### Your assignment
Exact reproduction of the following data is required.

-------------------------

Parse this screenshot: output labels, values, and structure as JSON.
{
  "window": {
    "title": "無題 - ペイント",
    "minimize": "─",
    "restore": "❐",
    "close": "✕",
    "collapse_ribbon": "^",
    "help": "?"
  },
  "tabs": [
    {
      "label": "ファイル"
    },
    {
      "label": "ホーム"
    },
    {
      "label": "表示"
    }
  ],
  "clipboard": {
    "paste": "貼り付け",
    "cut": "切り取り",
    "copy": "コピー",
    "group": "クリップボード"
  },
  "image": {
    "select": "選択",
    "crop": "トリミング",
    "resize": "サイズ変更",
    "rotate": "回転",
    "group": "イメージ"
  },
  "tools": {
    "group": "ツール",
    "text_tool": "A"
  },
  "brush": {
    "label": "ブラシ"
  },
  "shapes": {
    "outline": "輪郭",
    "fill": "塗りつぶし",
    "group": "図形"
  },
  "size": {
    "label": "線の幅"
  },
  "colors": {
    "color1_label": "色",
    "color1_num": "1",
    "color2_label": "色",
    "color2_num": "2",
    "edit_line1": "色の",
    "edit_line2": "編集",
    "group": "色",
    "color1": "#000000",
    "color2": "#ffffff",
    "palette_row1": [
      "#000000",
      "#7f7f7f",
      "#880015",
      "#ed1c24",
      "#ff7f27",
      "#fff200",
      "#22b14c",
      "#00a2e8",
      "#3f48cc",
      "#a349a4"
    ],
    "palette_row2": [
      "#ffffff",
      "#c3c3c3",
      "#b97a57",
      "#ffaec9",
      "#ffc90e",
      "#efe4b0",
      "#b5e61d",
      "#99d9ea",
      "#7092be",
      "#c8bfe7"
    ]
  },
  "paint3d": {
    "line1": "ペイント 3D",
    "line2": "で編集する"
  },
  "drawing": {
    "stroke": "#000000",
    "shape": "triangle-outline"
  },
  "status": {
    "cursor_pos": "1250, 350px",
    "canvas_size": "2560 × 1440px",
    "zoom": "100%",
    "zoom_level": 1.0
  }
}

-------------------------

### The answer
Parse this screenshot: output labels, values, and structure as JSON.
{
  "window": {
    "title": "無題 - ペイント",
    "minimize": "─",
    "restore": "❐",
    "close": "✕",
    "collapse_ribbon": "^",
    "help": "?"
  },
  "tabs": [
    {
      "label": "ファイル"
    },
    {
      "label": "ホーム"
    },
    {
      "label": "表示"
    }
  ],
  "clipboard": {
    "paste": "貼り付け",
    "cut": "切り取り",
    "copy": "コピー",
    "group": "クリップボード"
  },
  "image": {
    "select": "選択",
    "crop": "トリミング",
    "resize": "サイズ変更",
    "rotate": "回転",
    "group": "イメージ"
  },
  "tools": {
    "group": "ツール",
    "text_tool": "A"
  },
  "brush": {
    "label": "ブラシ"
  },
  "shapes": {
    "outline": "輪郭",
    "fill": "塗りつぶし",
    "group": "図形"
  },
  "size": {
    "label": "線の幅"
  },
  "colors": {
    "color1_label": "色",
    "color1_num": "1",
    "color2_label": "色",
    "color2_num": "2",
    "edit_line1": "色の",
    "edit_line2": "編集",
    "group": "色",
    "color1": "#000000",
    "color2": "#ffffff",
    "palette_row1": [
      "#000000",
      "#7f7f7f",
      "#880015",
      "#ed1c24",
      "#ff7f27",
      "#fff200",
      "#22b14c",
      "#00a2e8",
      "#3f48cc",
      "#a349a4"
    ],
    "palette_row2": [
      "#ffffff",
      "#c3c3c3",
      "#b97a57",
      "#ffaec9",
      "#ffc90e",
      "#efe4b0",
      "#b5e61d",
      "#99d9ea",
      "#7092be",
      "#c8bfe7"
    ]
  },
  "paint3d": {
    "line1": "ペイント 3D",
    "line2": "で編集する"
  },
  "drawing": {
    "stroke": "#000000",
    "shape": "triangle-outline"
  },
  "status": {
    "cursor_pos": "1250, 350px",
    "canvas_size": "2560 × 1440px",
    "zoom": "100%",
    "zoom_level": 1.0
  }
}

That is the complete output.